WORK ITEM :: Within the entries that follow, report how many lines contain the word "Anaesthesia", giving the number by itself.

DATA SUPPLIED ::

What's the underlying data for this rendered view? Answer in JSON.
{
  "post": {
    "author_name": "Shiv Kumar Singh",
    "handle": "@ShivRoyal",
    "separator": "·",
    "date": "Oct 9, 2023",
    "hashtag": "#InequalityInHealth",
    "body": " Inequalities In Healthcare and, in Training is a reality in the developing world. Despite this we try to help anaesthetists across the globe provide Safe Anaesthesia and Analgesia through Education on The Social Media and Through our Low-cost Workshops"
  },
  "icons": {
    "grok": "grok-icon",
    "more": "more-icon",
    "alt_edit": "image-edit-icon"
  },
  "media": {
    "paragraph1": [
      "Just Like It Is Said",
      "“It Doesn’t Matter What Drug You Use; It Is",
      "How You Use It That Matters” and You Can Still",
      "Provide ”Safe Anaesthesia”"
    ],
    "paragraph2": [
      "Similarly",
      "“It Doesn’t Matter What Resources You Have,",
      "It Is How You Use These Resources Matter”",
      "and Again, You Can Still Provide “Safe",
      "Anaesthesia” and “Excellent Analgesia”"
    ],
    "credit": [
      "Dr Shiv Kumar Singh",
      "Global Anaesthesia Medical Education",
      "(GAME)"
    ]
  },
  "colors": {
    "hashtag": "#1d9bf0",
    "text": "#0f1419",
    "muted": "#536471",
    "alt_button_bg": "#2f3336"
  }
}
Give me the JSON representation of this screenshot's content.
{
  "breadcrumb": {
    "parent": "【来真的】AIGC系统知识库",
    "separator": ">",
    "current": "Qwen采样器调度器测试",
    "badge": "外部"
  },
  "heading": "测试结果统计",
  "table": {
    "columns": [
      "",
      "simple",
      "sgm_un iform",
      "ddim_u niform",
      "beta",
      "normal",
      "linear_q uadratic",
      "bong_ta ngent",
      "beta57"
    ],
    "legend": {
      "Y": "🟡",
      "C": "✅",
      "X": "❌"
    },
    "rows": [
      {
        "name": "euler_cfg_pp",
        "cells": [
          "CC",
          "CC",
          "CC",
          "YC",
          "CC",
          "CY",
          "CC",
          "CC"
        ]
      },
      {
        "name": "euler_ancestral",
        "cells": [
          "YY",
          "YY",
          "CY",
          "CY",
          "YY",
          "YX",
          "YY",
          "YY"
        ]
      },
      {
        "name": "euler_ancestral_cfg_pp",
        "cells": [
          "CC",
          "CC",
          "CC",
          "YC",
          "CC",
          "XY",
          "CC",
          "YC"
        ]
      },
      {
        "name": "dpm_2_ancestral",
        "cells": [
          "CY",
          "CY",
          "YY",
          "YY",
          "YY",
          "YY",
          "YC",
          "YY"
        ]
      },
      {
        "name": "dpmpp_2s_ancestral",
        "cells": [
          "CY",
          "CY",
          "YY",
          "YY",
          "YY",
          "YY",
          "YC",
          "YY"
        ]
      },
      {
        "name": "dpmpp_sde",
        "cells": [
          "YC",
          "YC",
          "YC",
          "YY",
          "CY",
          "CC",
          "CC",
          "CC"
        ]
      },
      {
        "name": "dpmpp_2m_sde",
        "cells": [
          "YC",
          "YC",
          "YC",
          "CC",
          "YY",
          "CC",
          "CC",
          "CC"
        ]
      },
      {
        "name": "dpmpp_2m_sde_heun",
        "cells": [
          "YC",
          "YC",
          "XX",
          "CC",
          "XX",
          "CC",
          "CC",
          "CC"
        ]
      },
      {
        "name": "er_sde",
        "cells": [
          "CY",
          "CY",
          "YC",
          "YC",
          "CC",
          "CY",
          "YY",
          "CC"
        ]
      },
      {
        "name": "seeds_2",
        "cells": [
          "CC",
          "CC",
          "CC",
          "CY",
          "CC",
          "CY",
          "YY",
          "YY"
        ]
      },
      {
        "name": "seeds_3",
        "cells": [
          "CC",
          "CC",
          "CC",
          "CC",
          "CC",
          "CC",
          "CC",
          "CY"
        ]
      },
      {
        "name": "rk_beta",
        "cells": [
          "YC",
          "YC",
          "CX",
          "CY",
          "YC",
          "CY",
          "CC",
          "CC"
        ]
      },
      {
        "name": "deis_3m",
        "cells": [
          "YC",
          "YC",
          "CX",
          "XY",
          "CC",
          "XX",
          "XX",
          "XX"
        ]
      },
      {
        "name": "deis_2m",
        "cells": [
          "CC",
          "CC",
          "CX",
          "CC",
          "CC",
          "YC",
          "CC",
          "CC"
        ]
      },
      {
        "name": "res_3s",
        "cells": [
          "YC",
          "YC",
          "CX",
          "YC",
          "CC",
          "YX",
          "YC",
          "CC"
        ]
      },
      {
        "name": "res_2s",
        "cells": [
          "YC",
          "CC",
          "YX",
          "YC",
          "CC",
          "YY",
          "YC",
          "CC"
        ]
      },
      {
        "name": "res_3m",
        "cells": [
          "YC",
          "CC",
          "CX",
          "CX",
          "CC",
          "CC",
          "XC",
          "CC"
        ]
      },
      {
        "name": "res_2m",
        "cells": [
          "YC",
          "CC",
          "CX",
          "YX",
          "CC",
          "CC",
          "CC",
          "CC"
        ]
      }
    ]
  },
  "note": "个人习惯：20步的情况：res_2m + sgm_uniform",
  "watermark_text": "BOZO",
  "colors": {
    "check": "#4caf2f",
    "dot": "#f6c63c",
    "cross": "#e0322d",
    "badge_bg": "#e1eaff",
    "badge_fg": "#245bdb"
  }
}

YOUR RESPONSE :: 4